DESCRIPTION OF THE TASK ▸
Among the entries, find the lines with the string "text" and copy them.
BEGIN SUPPLIED DATA
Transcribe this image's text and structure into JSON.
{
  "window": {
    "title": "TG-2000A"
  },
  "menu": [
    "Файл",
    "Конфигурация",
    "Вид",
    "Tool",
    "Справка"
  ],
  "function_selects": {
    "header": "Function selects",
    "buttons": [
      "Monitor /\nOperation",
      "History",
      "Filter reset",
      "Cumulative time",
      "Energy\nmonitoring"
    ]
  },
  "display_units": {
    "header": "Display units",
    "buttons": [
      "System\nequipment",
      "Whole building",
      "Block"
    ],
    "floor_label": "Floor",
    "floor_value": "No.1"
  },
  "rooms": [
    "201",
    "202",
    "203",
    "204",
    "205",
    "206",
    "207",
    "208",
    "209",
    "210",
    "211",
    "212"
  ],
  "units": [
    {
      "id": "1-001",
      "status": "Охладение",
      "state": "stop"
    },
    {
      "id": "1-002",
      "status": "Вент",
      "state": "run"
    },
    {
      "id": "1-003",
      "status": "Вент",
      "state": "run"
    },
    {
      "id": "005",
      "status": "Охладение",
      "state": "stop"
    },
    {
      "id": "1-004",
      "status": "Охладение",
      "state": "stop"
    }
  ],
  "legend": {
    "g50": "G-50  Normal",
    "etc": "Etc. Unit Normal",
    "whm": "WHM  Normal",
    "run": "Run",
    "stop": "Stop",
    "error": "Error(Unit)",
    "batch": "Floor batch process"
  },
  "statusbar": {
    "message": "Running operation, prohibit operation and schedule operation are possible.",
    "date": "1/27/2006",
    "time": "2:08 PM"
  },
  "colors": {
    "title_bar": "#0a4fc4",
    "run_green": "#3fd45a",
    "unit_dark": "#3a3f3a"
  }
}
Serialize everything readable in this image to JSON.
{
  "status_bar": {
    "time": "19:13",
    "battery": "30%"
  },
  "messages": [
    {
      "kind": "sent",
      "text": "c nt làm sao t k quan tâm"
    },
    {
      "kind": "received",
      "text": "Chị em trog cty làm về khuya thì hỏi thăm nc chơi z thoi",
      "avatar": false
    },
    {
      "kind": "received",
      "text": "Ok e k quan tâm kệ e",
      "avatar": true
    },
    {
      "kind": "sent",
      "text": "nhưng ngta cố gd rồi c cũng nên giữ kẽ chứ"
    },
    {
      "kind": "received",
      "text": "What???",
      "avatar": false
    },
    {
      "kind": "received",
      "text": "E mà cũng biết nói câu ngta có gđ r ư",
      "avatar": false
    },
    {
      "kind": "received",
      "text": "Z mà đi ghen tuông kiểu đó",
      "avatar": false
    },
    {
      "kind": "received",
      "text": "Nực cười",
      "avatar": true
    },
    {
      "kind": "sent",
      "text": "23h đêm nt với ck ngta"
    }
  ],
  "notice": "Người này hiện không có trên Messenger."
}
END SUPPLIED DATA
EXPECTED ANSWER ▸
Transcribe this image's text and structure into JSON.
      "text": "c nt làm sao t k quan tâm"
      "text": "Chị em trog cty làm về khuya thì hỏi thăm nc chơi z thoi",
      "text": "Ok e k quan tâm kệ e",
      "text": "nhưng ngta cố gd rồi c cũng nên giữ kẽ chứ"
      "text": "What???",
      "text": "E mà cũng biết nói câu ngta có gđ r ư",
      "text": "Z mà đi ghen tuông kiểu đó",
      "text": "Nực cười",
      "text": "23h đêm nt với ck ngta"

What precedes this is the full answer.